Work order
Please reproduce the listing in its entirety, exactly as shown.
BEGIN Supplied material
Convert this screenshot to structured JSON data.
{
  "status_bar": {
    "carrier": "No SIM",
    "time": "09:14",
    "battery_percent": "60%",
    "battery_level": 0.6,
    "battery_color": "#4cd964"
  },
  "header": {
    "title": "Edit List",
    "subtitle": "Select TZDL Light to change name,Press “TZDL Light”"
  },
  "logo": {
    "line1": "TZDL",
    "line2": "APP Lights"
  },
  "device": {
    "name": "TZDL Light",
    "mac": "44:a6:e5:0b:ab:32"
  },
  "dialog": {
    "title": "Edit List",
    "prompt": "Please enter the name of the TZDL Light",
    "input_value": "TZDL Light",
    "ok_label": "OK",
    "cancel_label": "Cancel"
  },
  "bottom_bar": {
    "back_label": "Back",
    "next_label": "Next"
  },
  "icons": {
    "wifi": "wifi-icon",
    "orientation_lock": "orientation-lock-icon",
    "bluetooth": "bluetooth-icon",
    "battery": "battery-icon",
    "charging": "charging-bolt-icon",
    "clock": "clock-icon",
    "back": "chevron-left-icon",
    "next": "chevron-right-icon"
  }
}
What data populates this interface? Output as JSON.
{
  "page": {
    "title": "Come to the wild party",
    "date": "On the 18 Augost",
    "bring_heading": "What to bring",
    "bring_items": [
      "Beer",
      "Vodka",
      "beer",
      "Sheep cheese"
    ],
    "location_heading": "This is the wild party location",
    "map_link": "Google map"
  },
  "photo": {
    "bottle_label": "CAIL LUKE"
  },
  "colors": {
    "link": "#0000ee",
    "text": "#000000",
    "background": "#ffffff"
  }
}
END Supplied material
Answer section
Convert this screenshot to structured JSON data.
{
  "status_bar": {
    "carrier": "No SIM",
    "time": "09:14",
    "battery_percent": "60%",
    "battery_level": 0.6,
    "battery_color": "#4cd964"
  },
  "header": {
    "title": "Edit List",
    "subtitle": "Select TZDL Light to change name,Press “TZDL Light”"
  },
  "logo": {
    "line1": "TZDL",
    "line2": "APP Lights"
  },
  "device": {
    "name": "TZDL Light",
    "mac": "44:a6:e5:0b:ab:32"
  },
  "dialog": {
    "title": "Edit List",
    "prompt": "Please enter the name of the TZDL Light",
    "input_value": "TZDL Light",
    "ok_label": "OK",
    "cancel_label": "Cancel"
  },
  "bottom_bar": {
    "back_label": "Back",
    "next_label": "Next"
  },
  "icons": {
    "wifi": "wifi-icon",
    "orientation_lock": "orientation-lock-icon",
    "bluetooth": "bluetooth-icon",
    "battery": "battery-icon",
    "charging": "charging-bolt-icon",
    "clock": "clock-icon",
    "back": "chevron-left-icon",
    "next": "chevron-right-icon"
  }
}
What data populates this interface? Output as JSON.
{
  "page": {
    "title": "Come to the wild party",
    "date": "On the 18 Augost",
    "bring_heading": "What to bring",
    "bring_items": [
      "Beer",
      "Vodka",
      "beer",
      "Sheep cheese"
    ],
    "location_heading": "This is the wild party location",
    "map_link": "Google map"
  },
  "photo": {
    "bottle_label": "CAIL LUKE"
  },
  "colors": {
    "link": "#0000ee",
    "text": "#000000",
    "background": "#ffffff"
  }
}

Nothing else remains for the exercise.